Pat's away so Eric Lyon managed to get in a good day's birding resulting in almost a half-century of species recorded including Hawfinch, Cirl Bunting and two woodpecker species. If only I had known I could have joined him for a feast of small birds. Thanks for the information, Eric which is published below.
Sunday 28 January
Yesterday Jago and I went birding whilst Pat was in the UK for the weekend. We went up to Zafarraya which was fairly quiet with the usual Chough, Black Wheatear, Blue Rock Thrush etc. No raptors (not even Kestrel) or Rock Sparrows but Sardinian and Dartford Warblers plus Blackcap.
We then went across the Zafarraya plain with lots of Crested Larks, Linnet, Goldfinch and a tree full of Tree Sparrows. Over the tops we hit the fog that seems to have engulfed Granada Province as our friends discovered when they tried a few days skiing in the Sierra Nevada. So back to Robledal where the woods were full of bird song. Before I had even got to the car park (which was packed with Sunday picnickers) I had seen all the tit species, pairs of both Green and Great Spotted Woodpeckers, Firecrests, Short-toed Treecreepers and Nuthatch. Much the same nearer the car park but far enough away to be out of earshot of the hoards - again lots of the woodland species you would expect (Blue and Crested Tits were more in evidence than the rest) and this time including a small party of Wood Lark.

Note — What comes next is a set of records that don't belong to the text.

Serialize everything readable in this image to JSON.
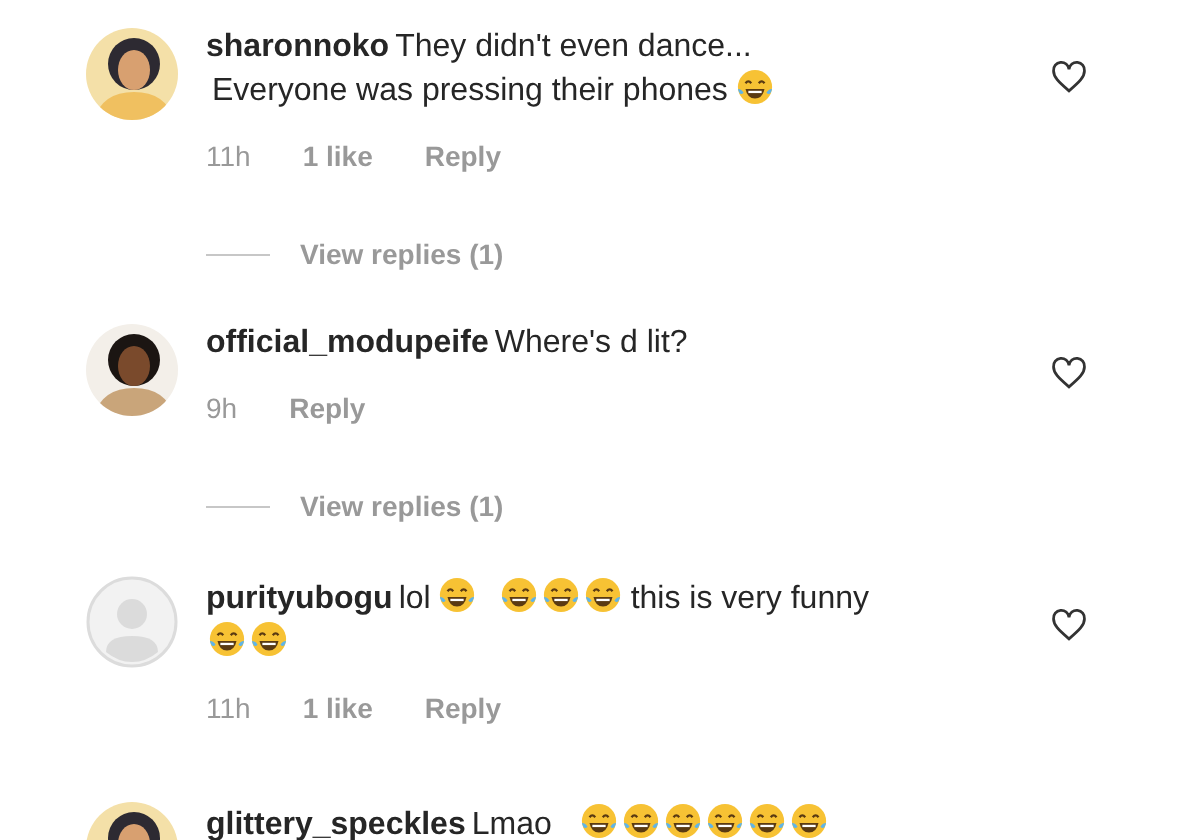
{
  "comments": [
    {
      "username": "sharonnoko",
      "body": [
        {
          "kind": "text",
          "text": "They didn't even dance..."
        },
        {
          "kind": "break"
        },
        {
          "kind": "text",
          "text": "Everyone was pressing their phones"
        },
        {
          "kind": "emoji"
        }
      ],
      "time": "11h",
      "likes": "1 like",
      "reply": "Reply",
      "liked": false,
      "view_replies": "View replies (1)"
    },
    {
      "username": "official_modupeife",
      "body": [
        {
          "kind": "text",
          "text": "Where's d lit?"
        }
      ],
      "time": "9h",
      "reply": "Reply",
      "liked": false,
      "view_replies": "View replies (1)"
    },
    {
      "username": "purityubogu",
      "avatar": {
        "kind": "placeholder"
      },
      "body": [
        {
          "kind": "text",
          "text": "lol"
        },
        {
          "kind": "emoji"
        },
        {
          "kind": "space"
        },
        {
          "kind": "emoji"
        },
        {
          "kind": "emoji"
        },
        {
          "kind": "emoji"
        },
        {
          "kind": "text",
          "text": "this is very funny"
        },
        {
          "kind": "break"
        },
        {
          "kind": "emoji"
        },
        {
          "kind": "emoji"
        }
      ],
      "time": "11h",
      "likes": "1 like",
      "reply": "Reply",
      "liked": false
    },
    {
      "username": "glittery_speckles",
      "body": [
        {
          "kind": "text",
          "text": "Lmao"
        },
        {
          "kind": "space"
        },
        {
          "kind": "emoji"
        },
        {
          "kind": "emoji"
        },
        {
          "kind": "emoji"
        },
        {
          "kind": "emoji"
        },
        {
          "kind": "emoji"
        },
        {
          "kind": "emoji"
        }
      ]
    }
  ]
}
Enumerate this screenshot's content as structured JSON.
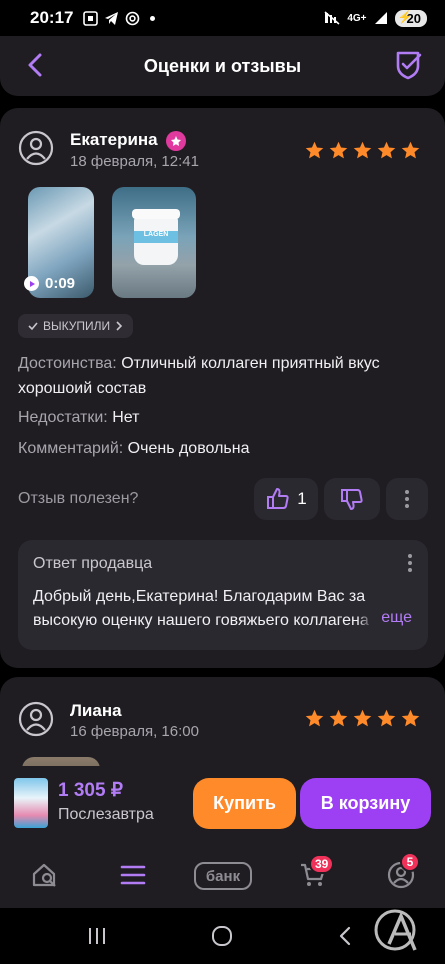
{
  "status_bar": {
    "time": "20:17",
    "network": "4G+",
    "battery": "20"
  },
  "header": {
    "title": "Оценки и отзывы"
  },
  "reviews": [
    {
      "author": "Екатерина",
      "date": "18 февраля, 12:41",
      "rating": 5,
      "media": [
        {
          "type": "video",
          "duration": "0:09"
        },
        {
          "type": "photo",
          "label": "LAGEN"
        }
      ],
      "badge": "ВЫКУПИЛИ",
      "advantages_label": "Достоинства:",
      "advantages": "Отличный коллаген приятный вкус хорошоий состав",
      "disadvantages_label": "Недостатки:",
      "disadvantages": "Нет",
      "comment_label": "Комментарий:",
      "comment": "Очень довольна",
      "useful_question": "Отзыв полезен?",
      "likes": "1",
      "seller_reply": {
        "title": "Ответ продавца",
        "text": "Добрый день,Екатерина! Благодарим Вас за высокую оценку нашего говяжьего коллагена",
        "more": "еще"
      }
    },
    {
      "author": "Лиана",
      "date": "16 февраля, 16:00",
      "rating": 5
    }
  ],
  "buy_bar": {
    "price": "1 305 ₽",
    "delivery": "Послезавтра",
    "buy_label": "Купить",
    "cart_label": "В корзину"
  },
  "tab_bar": {
    "bank_label": "банк",
    "cart_count": "39",
    "profile_count": "5"
  },
  "colors": {
    "accent": "#9d3ff2",
    "buy": "#ff8a2a",
    "star": "#ff8a2a",
    "badge_red": "#f0325a"
  }
}
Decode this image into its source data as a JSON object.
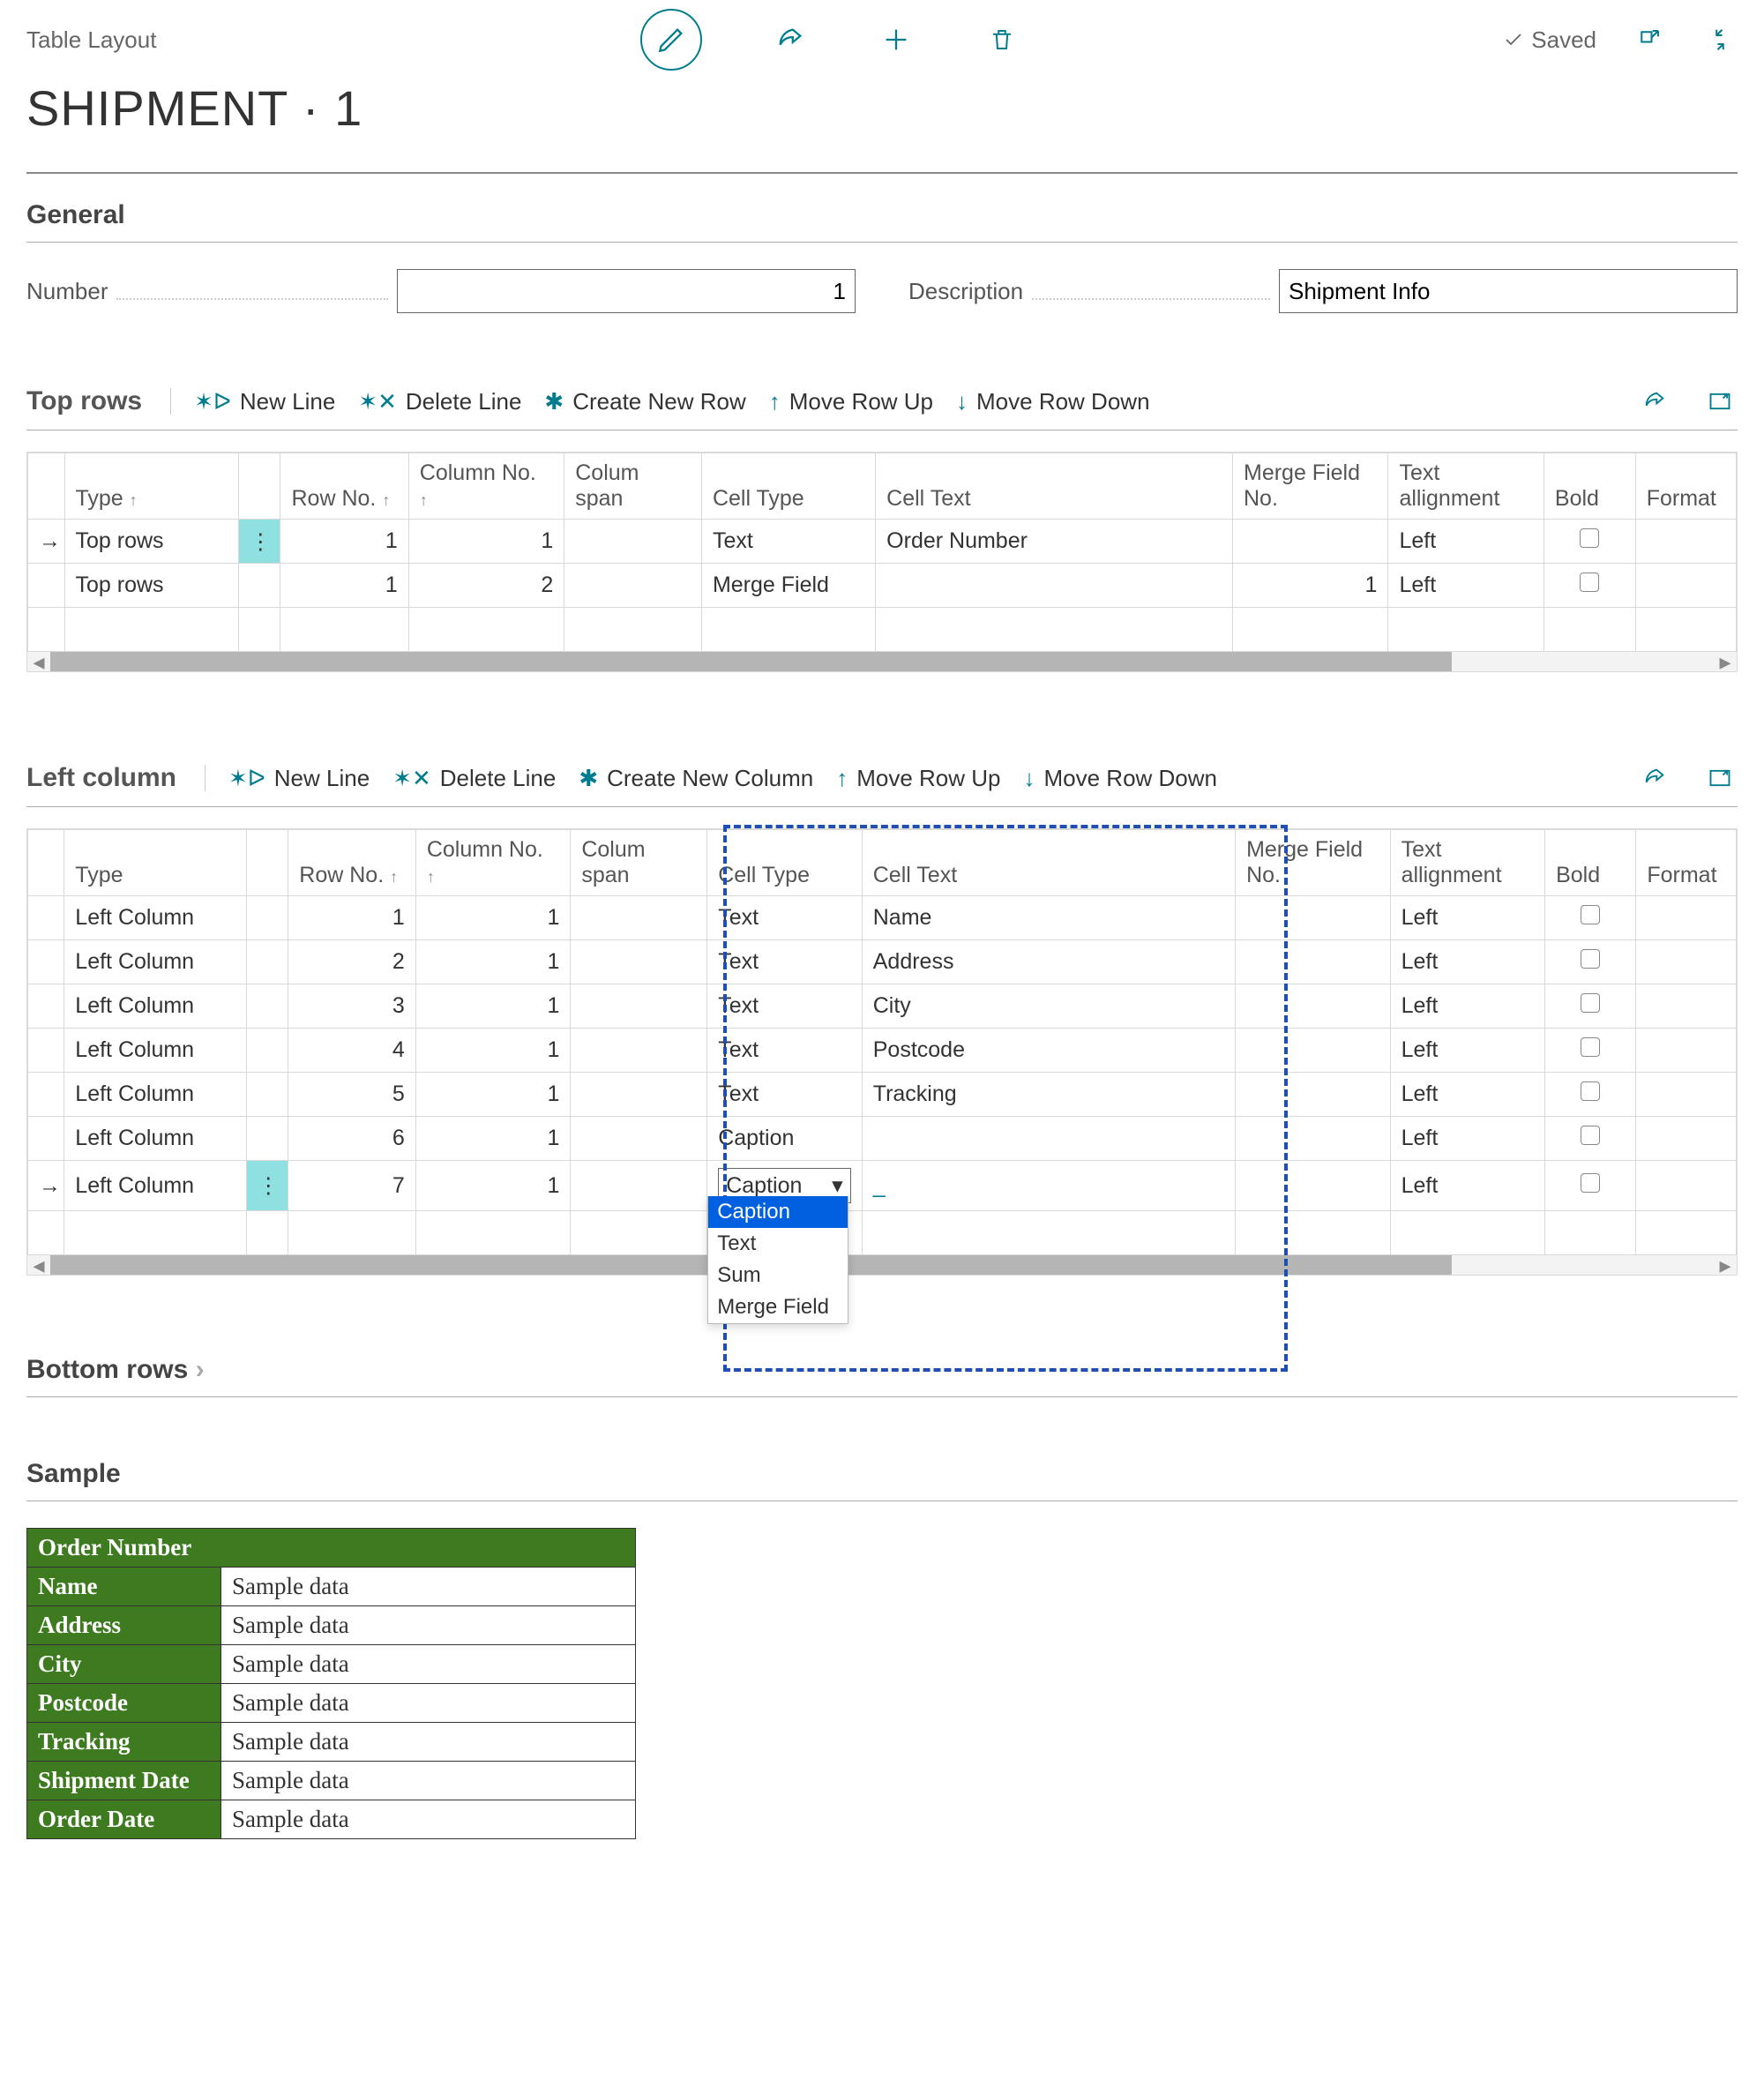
{
  "header": {
    "breadcrumb": "Table Layout",
    "saved_label": "Saved",
    "page_title": "SHIPMENT · 1"
  },
  "general": {
    "heading": "General",
    "number_label": "Number",
    "number_value": "1",
    "description_label": "Description",
    "description_value": "Shipment Info"
  },
  "grid_columns": {
    "type": "Type",
    "row_no": "Row No.",
    "column_no": "Column No.",
    "colum_span": "Colum span",
    "cell_type": "Cell Type",
    "cell_text": "Cell Text",
    "merge_field_no": "Merge Field No.",
    "text_alignment": "Text allignment",
    "bold": "Bold",
    "format": "Format"
  },
  "top_rows_section": {
    "title": "Top rows",
    "actions": {
      "new_line": "New Line",
      "delete_line": "Delete Line",
      "create_row": "Create New Row",
      "move_up": "Move Row Up",
      "move_down": "Move Row Down"
    },
    "rows": [
      {
        "type": "Top rows",
        "row_no": "1",
        "col_no": "1",
        "span": "",
        "cell_type": "Text",
        "cell_text": "Order Number",
        "merge_no": "",
        "align": "Left"
      },
      {
        "type": "Top rows",
        "row_no": "1",
        "col_no": "2",
        "span": "",
        "cell_type": "Merge Field",
        "cell_text": "",
        "merge_no": "1",
        "align": "Left"
      }
    ]
  },
  "left_column_section": {
    "title": "Left column",
    "actions": {
      "new_line": "New Line",
      "delete_line": "Delete Line",
      "create_col": "Create New Column",
      "move_up": "Move Row Up",
      "move_down": "Move Row Down"
    },
    "rows": [
      {
        "type": "Left Column",
        "row_no": "1",
        "col_no": "1",
        "span": "",
        "cell_type": "Text",
        "cell_text": "Name",
        "merge_no": "",
        "align": "Left"
      },
      {
        "type": "Left Column",
        "row_no": "2",
        "col_no": "1",
        "span": "",
        "cell_type": "Text",
        "cell_text": "Address",
        "merge_no": "",
        "align": "Left"
      },
      {
        "type": "Left Column",
        "row_no": "3",
        "col_no": "1",
        "span": "",
        "cell_type": "Text",
        "cell_text": "City",
        "merge_no": "",
        "align": "Left"
      },
      {
        "type": "Left Column",
        "row_no": "4",
        "col_no": "1",
        "span": "",
        "cell_type": "Text",
        "cell_text": "Postcode",
        "merge_no": "",
        "align": "Left"
      },
      {
        "type": "Left Column",
        "row_no": "5",
        "col_no": "1",
        "span": "",
        "cell_type": "Text",
        "cell_text": "Tracking",
        "merge_no": "",
        "align": "Left"
      },
      {
        "type": "Left Column",
        "row_no": "6",
        "col_no": "1",
        "span": "",
        "cell_type": "Caption",
        "cell_text": "",
        "merge_no": "",
        "align": "Left"
      },
      {
        "type": "Left Column",
        "row_no": "7",
        "col_no": "1",
        "span": "",
        "cell_type": "Caption",
        "cell_text": "_",
        "merge_no": "",
        "align": "Left"
      }
    ],
    "dropdown": {
      "selected": "Caption",
      "options": [
        "Caption",
        "Text",
        "Sum",
        "Merge Field"
      ]
    }
  },
  "bottom_rows_section": {
    "title": "Bottom rows"
  },
  "sample": {
    "title": "Sample",
    "header": "Order Number",
    "rows": [
      {
        "label": "Name",
        "value": "Sample data"
      },
      {
        "label": "Address",
        "value": "Sample data"
      },
      {
        "label": "City",
        "value": "Sample data"
      },
      {
        "label": "Postcode",
        "value": "Sample data"
      },
      {
        "label": "Tracking",
        "value": "Sample data"
      },
      {
        "label": "Shipment Date",
        "value": "Sample data"
      },
      {
        "label": "Order Date",
        "value": "Sample data"
      }
    ]
  }
}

Better still, a close view of a pair of Hawfinch feeding on low branches and then dropping to the ground. They seem to have arrived with twenty or so Greenfinch - although that may have been co-incidental. Following the track round added Cirl Bunting and Southern Grey Shrike, lots of Corn Bunting and Common Magpie and one Kestrel. Altogether a great few hours birding and near 50 species.
But the most bizarre bird of the day was a Black Stork!! Travelling back passed Puente don Manuel a Black Stork was gliding southward just about tree height on the left of the road. Unfortunately, I could not stop as I was coming up to where the road width is reduced due to subsidence and there was traffic in both directions. But what is it doing here? An early arrival or from some park or similar?
Interesting about the Black Stork. There has been a juvenile around Laguna Dulce in November/ December and speaking with local Velez Malaga birder, Kiree this morning (29 January) he informed e that he had seen a Black Stork working its way down the Rio Velez on the same day. Sounds like the same bird to me and, presumably for whatever reason, may be the over-wintering bird that has been seen in the Campillos area.
Check out the accompanying website at http://www.birdingaxarquia.weebly.com for the latest sightings, photographs and additional information.